As director of film programs at The JCC in Manhattan, my schedule is quite demanding. But recently, I have taken on another, even more demanding, more important position—I have become a father.
For millions of years, the role of the father was very clear: hunt and let the mother take care of the child. I am lucky enough to have been brought up in the post-feminist movement world, with women being active and equal parts of the workforce, and more than ever they’ve become hunters as well. This new world of redefined and constantly changing gender roles has created a confusing condition for women attempting to balance work and family life—but has also made things more complicated for men attempting to do the same thing.
I am one of the few male programmers at the JCC and have always considered our work environment to be somewhat of the antithesis to Mad Men. It is true that at times I feel like an outsider, but ultimately, I am proud to be part of a modern, pluralistic, and equal opportunity society. The classic terms of parenthood have been tossed out the window, and we’ve made ways for single parents, same-sex parents, and other modern reconfigurations. So you can imagine why I was so surprised to find that when it came to parenting roles, we still live in an unequal society. Even in 2014 on the Upper West Side, one of the most progressive communities in the world, I find myself to be one of the few equally engaged fathers.
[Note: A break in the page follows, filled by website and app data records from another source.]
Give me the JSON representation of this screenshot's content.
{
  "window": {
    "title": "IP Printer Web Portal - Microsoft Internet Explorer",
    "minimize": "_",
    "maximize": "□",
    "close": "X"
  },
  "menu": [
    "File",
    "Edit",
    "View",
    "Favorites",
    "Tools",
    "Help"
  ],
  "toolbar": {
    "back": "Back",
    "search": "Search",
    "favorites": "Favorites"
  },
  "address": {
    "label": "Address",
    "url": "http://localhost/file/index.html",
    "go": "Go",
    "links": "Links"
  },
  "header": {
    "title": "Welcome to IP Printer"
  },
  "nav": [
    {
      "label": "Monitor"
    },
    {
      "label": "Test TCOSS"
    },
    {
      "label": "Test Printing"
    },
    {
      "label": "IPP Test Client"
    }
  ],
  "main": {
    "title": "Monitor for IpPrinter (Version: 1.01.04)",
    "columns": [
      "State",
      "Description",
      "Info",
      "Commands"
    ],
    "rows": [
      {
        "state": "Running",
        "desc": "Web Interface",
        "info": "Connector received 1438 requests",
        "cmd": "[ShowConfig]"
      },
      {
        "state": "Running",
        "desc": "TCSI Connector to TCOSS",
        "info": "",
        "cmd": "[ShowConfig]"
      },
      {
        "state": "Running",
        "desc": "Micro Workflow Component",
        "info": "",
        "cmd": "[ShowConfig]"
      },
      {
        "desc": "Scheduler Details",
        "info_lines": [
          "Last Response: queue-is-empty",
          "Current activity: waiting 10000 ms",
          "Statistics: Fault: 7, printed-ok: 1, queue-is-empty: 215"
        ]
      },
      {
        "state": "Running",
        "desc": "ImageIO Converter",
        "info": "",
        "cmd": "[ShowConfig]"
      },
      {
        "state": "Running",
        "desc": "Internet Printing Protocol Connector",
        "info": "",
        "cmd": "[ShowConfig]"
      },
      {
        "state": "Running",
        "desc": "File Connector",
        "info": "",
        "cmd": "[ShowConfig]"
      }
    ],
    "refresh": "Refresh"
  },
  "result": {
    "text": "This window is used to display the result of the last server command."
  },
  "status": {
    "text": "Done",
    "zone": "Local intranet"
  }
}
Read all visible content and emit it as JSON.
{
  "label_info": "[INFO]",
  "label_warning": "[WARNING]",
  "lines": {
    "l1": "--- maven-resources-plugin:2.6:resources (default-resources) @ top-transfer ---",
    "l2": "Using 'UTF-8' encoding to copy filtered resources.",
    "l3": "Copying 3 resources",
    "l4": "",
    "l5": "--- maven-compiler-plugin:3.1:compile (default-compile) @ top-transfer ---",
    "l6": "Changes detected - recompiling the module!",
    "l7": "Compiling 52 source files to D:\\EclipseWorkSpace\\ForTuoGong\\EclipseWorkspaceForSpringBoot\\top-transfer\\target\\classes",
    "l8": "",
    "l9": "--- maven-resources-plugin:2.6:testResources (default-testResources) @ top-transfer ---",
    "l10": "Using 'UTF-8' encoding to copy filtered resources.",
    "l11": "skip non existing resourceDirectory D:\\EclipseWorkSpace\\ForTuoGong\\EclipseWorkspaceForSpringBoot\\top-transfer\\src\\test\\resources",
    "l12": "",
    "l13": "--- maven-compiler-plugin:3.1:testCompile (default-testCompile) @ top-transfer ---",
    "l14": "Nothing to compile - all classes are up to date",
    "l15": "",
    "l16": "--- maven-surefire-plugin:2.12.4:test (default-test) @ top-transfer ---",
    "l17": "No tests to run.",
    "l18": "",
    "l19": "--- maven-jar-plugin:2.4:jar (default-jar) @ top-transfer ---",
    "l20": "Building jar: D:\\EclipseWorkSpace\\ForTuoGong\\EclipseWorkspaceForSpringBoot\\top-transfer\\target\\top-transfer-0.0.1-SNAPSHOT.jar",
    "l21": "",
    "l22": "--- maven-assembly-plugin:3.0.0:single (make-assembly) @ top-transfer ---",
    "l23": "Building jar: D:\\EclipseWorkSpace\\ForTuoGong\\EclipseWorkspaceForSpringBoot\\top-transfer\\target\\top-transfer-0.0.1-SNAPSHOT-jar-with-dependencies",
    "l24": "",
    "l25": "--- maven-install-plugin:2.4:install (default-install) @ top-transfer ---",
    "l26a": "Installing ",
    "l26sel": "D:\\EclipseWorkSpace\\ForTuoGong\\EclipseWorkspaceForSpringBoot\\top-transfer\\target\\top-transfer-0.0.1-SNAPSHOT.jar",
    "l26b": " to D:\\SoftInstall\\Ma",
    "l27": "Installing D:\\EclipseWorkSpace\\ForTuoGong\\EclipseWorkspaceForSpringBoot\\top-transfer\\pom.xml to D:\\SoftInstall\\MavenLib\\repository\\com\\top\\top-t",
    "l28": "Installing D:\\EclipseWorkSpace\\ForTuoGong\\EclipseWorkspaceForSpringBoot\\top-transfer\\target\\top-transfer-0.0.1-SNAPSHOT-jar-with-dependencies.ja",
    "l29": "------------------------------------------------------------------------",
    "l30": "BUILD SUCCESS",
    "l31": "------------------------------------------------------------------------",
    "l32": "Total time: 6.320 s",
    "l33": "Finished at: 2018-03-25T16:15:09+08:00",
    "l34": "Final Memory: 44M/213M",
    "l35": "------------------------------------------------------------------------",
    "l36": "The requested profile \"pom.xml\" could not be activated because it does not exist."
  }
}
I first noticed it when I presented some film programs to the parents’ association at the JCC nursery school and only met mothers. I knew this demographic trend reached far beyond the JCC. But as I began to read mainstream parenting books, I was shocked to find a general attitude encouraging that fathers only being included in an active supporting role—as if the idea of fathers being equally involved isn’t an option. Parenting blogs were no better. It was tough to find truly modern dad advice and peers I could relate to.
When I began paternity leave, this divergence was brought into even sharper relief. The JCC is wonderful enough to give me a paternity leave equal to its maternity leave. But people I spoke to were baffled by the term. Some thought it was a joke. I myself was surprised to learn that most men do not get paternity leave of any kind. How can women ever be equal in the workplace if they have different leave packages? And how will men ever engage with their children equally when they don’t get the same access?
During my leave, I went to new parents groups and I was the only man there. When I walked the Upper West Side streets on a weekday, I rarely saw another father with child. Should fathers only be so on weekends? I think it is time we pursue our careers and be engaged parents—just like the strong women around us are trying to do on a daily basis.
The JCC likes to connect our pool to an old Jewish value. In the Talmud, it says that a father must teach his son to swim. (In fact, this is exactly why the JCC has a pool.) What I learn from this commandment is that even a thousand years ago—a time when the gender roles were much more specific—there was a Jewish value for fathers to be engaged with the upbringing of their children. So a thousand years later, I’m sure fathers can do a little more than just handle the sports.
As a fully engaged father, there are no roles in our home. I take on the same responsibilities as my working wife (apart from the one biological inability to produce breast milk). I’m not doing this because I am fighting for women's equality, or out of a need to reform our society. I am doing this because there is nothing more important to me than my son—and why would anyone want to take a back seat with their child?